Goal of the exercise
Word for word, reproduce the data that follows.

Data shown
**********

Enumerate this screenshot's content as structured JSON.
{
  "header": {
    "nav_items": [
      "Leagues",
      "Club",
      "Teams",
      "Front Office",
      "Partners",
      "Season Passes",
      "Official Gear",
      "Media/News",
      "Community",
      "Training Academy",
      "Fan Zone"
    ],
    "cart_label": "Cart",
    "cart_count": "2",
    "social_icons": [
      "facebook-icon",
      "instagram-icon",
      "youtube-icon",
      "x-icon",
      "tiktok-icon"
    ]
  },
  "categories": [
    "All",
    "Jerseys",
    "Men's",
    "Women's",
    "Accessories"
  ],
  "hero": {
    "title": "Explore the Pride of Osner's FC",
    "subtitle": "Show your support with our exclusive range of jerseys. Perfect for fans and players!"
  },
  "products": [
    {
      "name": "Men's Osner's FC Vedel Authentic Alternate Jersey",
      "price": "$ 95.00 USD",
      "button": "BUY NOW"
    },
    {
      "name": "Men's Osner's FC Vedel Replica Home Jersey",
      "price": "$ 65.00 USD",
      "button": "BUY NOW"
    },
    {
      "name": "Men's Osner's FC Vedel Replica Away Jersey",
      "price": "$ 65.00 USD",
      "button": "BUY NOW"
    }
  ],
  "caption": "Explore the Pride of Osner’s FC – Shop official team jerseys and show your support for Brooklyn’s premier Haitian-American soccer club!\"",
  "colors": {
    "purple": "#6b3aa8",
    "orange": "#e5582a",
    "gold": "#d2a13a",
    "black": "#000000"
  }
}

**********

Answer for the task
Enumerate this screenshot's content as structured JSON.
{
  "header": {
    "nav_items": [
      "Leagues",
      "Club",
      "Teams",
      "Front Office",
      "Partners",
      "Season Passes",
      "Official Gear",
      "Media/News",
      "Community",
      "Training Academy",
      "Fan Zone"
    ],
    "cart_label": "Cart",
    "cart_count": "2",
    "social_icons": [
      "facebook-icon",
      "instagram-icon",
      "youtube-icon",
      "x-icon",
      "tiktok-icon"
    ]
  },
  "categories": [
    "All",
    "Jerseys",
    "Men's",
    "Women's",
    "Accessories"
  ],
  "hero": {
    "title": "Explore the Pride of Osner's FC",
    "subtitle": "Show your support with our exclusive range of jerseys. Perfect for fans and players!"
  },
  "products": [
    {
      "name": "Men's Osner's FC Vedel Authentic Alternate Jersey",
      "price": "$ 95.00 USD",
      "button": "BUY NOW"
    },
    {
      "name": "Men's Osner's FC Vedel Replica Home Jersey",
      "price": "$ 65.00 USD",
      "button": "BUY NOW"
    },
    {
      "name": "Men's Osner's FC Vedel Replica Away Jersey",
      "price": "$ 65.00 USD",
      "button": "BUY NOW"
    }
  ],
  "caption": "Explore the Pride of Osner’s FC – Shop official team jerseys and show your support for Brooklyn’s premier Haitian-American soccer club!\"",
  "colors": {
    "purple": "#6b3aa8",
    "orange": "#e5582a",
    "gold": "#d2a13a",
    "black": "#000000"
  }
}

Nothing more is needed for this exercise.